"Our findings cast serious doubt on the ability of medicine to self-regulate with regard to impaired or incompetent physicians," says Catherine DesRoches, DrPh, of the Mongan Institute, who led the study. "Since physicians themselves are the primary mechanism for detecting such colleagues, understanding their beliefs and experiences surrounding this issue is essential. This is clearly an area where the profession of medicine needs to be concerned."
The medical profession would prefer less outside judgment (e.g. fewer malpractice suits, less second-guessing by insurance companies) on the basis that only professionals are competent to judge other professionals. That sounds great if the professionals really step up to the plate to do that judging and do so objectively.
Pediatricians are least up to their responsibility. Which leads me to wonder: what's the split on male versus female reporting of incompetence?
Almost 1,900 surveys were returned, and only 64 percent of the respondents agreed that physicians should always report impaired or incompetent colleagues. About 70 percent of respondents indicated feeling prepared to deal with an impaired colleague, and 64 percent felt prepared to deal with an incompetent colleague in their practice. Pediatricians were the least likely to report feeling prepared to deal with impaired or incompetent colleagues, while psychiatrists and anesthesiologists felt most prepared.
In a given year about 6% of American physicians fail to report an impaired or incompetent physician.
Direct, personal knowledge of an impaired or incompetent physician during the past three years was indicated by 17 percent of respondents, but only 67 percent of those with such knowledge actually had reported the colleague.
One wonders how many people suffer or die as a result. One also wonders how much money is wasted as a result.
People who favor immigration restriction and an end to racial preferences will find support for their positions in this report.

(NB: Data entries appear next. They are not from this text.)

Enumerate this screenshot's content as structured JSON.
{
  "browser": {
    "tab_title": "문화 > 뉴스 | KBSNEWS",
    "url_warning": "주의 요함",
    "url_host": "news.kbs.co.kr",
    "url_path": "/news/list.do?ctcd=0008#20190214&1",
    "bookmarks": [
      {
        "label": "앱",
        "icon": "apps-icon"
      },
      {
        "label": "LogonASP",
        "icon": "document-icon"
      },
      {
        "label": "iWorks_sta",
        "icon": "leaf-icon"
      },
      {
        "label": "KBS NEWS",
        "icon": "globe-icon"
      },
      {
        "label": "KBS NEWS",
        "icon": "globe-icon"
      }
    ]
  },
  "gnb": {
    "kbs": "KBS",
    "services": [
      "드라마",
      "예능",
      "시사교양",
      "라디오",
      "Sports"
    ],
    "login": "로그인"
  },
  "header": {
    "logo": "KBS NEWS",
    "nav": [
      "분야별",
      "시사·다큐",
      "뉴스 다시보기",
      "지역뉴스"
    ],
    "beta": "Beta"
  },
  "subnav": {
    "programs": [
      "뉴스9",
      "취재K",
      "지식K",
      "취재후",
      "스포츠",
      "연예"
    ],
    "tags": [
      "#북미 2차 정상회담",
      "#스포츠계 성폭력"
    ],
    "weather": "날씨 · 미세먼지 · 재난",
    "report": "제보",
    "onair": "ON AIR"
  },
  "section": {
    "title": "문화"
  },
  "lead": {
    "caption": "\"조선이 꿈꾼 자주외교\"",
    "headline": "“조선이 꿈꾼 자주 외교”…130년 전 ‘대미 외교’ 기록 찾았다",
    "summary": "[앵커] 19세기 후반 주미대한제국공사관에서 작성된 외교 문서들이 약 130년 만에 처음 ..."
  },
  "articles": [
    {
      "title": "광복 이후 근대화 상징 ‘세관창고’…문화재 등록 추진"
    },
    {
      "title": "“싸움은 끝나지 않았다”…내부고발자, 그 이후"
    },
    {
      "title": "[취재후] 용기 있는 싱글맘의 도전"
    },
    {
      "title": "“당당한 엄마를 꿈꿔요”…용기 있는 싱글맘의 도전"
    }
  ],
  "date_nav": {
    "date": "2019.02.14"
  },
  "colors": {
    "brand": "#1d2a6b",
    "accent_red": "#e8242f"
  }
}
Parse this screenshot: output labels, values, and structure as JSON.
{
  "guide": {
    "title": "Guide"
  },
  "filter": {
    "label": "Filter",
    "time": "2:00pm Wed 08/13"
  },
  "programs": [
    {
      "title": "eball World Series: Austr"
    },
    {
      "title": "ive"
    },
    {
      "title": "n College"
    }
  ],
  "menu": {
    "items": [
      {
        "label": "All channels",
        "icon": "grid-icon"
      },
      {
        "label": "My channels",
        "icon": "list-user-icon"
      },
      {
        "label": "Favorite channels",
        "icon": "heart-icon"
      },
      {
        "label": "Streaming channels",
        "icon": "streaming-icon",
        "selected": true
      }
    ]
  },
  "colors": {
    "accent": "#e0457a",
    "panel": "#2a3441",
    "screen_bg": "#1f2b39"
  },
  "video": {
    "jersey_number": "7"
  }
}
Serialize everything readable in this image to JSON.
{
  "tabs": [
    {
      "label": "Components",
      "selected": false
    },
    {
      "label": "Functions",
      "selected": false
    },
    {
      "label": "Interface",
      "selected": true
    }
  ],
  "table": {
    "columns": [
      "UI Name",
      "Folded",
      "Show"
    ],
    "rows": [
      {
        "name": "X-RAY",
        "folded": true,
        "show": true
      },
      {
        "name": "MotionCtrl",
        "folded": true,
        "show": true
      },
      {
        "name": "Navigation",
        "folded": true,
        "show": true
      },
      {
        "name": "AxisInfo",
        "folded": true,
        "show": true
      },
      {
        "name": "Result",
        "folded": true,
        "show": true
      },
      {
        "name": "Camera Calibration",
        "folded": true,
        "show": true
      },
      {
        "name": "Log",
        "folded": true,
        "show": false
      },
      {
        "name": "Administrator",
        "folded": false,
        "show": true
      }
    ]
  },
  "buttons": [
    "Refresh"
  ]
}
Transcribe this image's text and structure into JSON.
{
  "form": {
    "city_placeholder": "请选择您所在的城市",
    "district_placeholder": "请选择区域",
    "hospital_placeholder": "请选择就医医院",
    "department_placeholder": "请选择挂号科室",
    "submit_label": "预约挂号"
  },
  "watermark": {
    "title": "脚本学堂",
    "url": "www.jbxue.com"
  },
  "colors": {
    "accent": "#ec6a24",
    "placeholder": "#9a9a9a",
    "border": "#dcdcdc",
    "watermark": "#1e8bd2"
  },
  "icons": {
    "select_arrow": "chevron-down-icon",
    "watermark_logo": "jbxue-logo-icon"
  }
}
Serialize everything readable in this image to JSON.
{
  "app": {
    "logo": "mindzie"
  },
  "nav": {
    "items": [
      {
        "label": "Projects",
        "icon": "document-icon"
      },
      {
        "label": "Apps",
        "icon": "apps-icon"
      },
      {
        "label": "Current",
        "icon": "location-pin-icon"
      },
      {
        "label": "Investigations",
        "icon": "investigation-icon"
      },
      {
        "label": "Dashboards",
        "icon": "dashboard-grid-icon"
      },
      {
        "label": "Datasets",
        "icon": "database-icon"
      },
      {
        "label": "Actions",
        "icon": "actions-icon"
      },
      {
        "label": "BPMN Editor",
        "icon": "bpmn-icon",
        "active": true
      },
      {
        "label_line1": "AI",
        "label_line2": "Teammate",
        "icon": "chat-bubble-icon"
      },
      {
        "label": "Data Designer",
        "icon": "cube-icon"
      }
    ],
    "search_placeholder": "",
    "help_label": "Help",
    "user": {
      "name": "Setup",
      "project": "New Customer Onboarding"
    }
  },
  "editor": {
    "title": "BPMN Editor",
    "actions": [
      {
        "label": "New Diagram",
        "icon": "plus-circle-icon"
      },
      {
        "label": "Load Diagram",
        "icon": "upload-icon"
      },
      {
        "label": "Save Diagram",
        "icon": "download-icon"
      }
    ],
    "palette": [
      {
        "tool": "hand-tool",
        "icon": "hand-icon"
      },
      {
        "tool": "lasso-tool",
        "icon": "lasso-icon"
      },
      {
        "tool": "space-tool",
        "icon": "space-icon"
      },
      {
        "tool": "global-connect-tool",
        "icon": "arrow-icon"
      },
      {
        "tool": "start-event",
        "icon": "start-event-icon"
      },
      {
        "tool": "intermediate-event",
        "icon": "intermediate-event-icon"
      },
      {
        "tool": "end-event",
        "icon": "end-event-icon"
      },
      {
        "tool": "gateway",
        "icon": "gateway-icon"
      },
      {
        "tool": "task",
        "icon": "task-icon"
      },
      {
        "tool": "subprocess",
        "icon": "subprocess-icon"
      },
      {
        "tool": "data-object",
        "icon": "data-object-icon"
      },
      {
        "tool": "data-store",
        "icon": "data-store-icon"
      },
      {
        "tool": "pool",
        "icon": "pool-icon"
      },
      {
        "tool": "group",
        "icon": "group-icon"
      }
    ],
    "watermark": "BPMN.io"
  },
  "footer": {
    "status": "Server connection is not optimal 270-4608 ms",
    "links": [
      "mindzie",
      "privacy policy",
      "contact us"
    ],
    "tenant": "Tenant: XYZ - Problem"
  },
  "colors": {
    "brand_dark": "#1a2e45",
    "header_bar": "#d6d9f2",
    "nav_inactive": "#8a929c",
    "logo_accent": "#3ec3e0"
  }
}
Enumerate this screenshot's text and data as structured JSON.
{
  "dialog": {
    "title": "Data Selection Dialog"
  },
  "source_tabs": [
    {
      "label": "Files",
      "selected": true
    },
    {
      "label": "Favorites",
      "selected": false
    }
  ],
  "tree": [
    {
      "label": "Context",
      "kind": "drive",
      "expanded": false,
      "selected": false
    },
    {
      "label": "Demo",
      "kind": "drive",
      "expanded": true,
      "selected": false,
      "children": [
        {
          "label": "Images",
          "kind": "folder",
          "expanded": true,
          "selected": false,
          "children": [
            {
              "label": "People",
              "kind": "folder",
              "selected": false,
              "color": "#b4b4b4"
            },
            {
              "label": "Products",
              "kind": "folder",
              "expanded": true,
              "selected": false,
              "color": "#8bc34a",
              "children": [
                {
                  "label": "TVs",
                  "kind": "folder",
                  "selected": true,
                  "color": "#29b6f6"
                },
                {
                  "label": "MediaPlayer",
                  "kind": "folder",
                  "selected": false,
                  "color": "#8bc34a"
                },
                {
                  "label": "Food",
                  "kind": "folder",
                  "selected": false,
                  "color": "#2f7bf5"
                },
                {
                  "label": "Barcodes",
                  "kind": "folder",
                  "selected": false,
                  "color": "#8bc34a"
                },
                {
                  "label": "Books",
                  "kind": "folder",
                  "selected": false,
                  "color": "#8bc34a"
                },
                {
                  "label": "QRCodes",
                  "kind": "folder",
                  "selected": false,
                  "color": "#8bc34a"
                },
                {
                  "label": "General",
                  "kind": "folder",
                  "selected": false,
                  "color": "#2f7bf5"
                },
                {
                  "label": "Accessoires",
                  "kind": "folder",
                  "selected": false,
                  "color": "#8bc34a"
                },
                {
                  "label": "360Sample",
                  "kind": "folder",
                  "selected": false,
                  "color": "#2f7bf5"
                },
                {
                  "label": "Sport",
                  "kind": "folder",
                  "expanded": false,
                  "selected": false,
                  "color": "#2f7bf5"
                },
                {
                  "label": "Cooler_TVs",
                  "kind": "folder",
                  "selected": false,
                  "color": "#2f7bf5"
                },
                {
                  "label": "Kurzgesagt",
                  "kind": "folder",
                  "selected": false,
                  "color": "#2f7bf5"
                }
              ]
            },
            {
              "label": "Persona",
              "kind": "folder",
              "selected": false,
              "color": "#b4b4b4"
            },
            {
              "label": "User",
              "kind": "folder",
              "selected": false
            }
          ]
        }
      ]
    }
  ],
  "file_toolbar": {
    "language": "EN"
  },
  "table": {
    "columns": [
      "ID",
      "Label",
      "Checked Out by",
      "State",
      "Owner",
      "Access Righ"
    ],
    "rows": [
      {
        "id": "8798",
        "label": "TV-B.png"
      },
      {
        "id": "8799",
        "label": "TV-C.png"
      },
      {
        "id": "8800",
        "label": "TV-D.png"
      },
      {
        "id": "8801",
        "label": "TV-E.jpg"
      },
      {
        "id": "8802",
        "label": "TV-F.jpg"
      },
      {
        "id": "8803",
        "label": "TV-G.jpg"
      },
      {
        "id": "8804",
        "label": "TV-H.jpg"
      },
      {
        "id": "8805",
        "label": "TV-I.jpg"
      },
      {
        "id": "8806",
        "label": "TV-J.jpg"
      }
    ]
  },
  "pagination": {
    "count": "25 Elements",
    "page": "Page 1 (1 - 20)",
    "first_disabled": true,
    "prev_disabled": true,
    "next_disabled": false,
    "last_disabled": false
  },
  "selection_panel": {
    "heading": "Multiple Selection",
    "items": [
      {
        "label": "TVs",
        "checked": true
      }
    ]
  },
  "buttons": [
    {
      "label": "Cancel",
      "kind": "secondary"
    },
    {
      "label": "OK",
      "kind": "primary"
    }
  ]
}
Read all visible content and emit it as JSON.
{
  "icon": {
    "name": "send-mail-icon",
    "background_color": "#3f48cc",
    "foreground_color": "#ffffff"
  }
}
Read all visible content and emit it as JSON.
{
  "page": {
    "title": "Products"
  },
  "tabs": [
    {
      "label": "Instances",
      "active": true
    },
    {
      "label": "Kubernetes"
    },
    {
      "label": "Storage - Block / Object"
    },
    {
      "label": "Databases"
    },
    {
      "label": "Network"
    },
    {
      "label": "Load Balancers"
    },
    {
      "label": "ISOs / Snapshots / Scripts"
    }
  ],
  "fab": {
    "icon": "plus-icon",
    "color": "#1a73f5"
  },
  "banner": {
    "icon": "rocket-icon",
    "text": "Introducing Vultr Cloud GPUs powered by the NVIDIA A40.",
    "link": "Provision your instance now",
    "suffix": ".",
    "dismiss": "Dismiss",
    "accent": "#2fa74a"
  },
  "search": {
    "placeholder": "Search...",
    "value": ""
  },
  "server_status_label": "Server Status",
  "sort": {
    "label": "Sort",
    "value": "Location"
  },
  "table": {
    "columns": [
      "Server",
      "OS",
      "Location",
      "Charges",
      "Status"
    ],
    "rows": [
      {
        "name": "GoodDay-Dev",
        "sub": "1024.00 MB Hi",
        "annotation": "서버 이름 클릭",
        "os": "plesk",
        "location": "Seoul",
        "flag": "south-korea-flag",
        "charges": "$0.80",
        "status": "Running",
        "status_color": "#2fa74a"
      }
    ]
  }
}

The most frequently cited reason for not reporting was the expectation that someone else would report, indicated by 19 percent, followed by the belief that nothing would happen because of the report, cited by 15 percent, and a fear of retribution, 12 percent. Among factors associated with not reporting were belonging to one- or two-person practices and being a member of an underrepresented minority or a graduate of a foreign medical school. Whether respondents came from a state with high, medium or low rate of malpractice claims was not associated with failure to report.
Leave it to someone else, nothing would happen because the rest of the medical profession will ignore the report, and, hey, don't want doctors ganging up on you. This reminds me of the police with their thin blue line. As a practical matter I think police have such dangerous jobs dealing with such dangerous people that they need a considerable amount of solidarity against the world. Doctors have much higher status and cushier working conditions. They should step it up on enforcing performance standards on each other.
|Share |||Randall Parker, 2010 July 13 11:09 PM Policy Medical|